Extracted data.
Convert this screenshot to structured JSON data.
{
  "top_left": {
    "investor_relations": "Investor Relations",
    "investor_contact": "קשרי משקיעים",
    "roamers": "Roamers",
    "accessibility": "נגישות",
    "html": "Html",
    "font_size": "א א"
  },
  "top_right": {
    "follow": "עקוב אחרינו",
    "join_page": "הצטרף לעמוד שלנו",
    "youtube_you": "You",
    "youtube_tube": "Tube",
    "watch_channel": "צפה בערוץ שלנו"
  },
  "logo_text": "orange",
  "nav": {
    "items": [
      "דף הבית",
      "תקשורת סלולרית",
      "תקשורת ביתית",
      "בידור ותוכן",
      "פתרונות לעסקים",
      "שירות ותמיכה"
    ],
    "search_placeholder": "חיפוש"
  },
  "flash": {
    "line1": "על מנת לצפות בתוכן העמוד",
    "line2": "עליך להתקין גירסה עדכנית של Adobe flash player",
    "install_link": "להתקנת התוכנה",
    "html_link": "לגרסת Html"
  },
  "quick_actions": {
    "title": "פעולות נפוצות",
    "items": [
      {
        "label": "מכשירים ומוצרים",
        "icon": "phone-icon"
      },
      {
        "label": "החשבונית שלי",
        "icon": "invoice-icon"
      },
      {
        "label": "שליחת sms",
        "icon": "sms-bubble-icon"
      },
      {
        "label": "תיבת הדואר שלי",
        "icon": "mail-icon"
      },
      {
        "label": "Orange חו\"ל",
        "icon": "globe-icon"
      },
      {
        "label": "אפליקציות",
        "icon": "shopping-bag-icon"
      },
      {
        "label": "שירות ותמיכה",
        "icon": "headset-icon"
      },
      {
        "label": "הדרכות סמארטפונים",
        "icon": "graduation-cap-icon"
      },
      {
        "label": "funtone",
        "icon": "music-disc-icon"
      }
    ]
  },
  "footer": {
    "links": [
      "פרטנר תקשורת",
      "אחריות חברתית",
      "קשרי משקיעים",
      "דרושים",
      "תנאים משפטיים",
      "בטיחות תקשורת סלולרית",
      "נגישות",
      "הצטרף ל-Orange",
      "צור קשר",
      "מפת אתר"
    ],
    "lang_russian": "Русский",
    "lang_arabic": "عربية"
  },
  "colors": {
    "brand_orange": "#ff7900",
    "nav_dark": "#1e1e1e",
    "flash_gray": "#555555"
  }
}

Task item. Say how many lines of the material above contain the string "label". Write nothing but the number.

Answer for this exercise. 9